**Exercise details:** Those lines of the records that contain "heading" are to be located and copied.

**Data for the task:**
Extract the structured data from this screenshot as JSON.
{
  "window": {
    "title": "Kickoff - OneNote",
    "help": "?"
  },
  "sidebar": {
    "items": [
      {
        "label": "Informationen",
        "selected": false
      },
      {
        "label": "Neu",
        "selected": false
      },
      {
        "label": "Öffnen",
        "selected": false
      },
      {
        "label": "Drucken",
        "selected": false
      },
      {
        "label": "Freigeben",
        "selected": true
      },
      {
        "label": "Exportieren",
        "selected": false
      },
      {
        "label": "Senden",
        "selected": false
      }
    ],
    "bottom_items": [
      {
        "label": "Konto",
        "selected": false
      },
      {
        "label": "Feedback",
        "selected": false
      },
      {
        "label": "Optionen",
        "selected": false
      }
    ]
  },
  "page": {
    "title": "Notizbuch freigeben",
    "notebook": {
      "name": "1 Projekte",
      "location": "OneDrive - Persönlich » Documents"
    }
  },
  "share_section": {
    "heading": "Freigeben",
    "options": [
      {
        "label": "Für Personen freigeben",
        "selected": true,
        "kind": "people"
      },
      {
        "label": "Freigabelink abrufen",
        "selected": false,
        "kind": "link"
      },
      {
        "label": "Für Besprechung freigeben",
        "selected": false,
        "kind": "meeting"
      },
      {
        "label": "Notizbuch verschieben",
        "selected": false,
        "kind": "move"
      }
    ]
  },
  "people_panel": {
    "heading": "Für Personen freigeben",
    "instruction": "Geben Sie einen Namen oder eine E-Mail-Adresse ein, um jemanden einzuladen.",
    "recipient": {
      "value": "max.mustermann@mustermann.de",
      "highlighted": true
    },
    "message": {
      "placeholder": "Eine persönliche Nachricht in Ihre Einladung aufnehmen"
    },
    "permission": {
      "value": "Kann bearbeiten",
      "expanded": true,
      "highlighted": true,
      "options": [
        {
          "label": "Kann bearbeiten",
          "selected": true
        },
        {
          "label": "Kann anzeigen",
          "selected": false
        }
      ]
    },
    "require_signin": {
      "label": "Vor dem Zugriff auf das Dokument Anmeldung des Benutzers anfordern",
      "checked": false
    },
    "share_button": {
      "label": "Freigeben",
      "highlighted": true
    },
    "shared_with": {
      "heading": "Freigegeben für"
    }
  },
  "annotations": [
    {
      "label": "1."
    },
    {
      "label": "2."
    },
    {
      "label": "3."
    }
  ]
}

**Response to this task:**
    "heading": "Freigeben",
    "heading": "Für Personen freigeben",
      "heading": "Freigegeben für"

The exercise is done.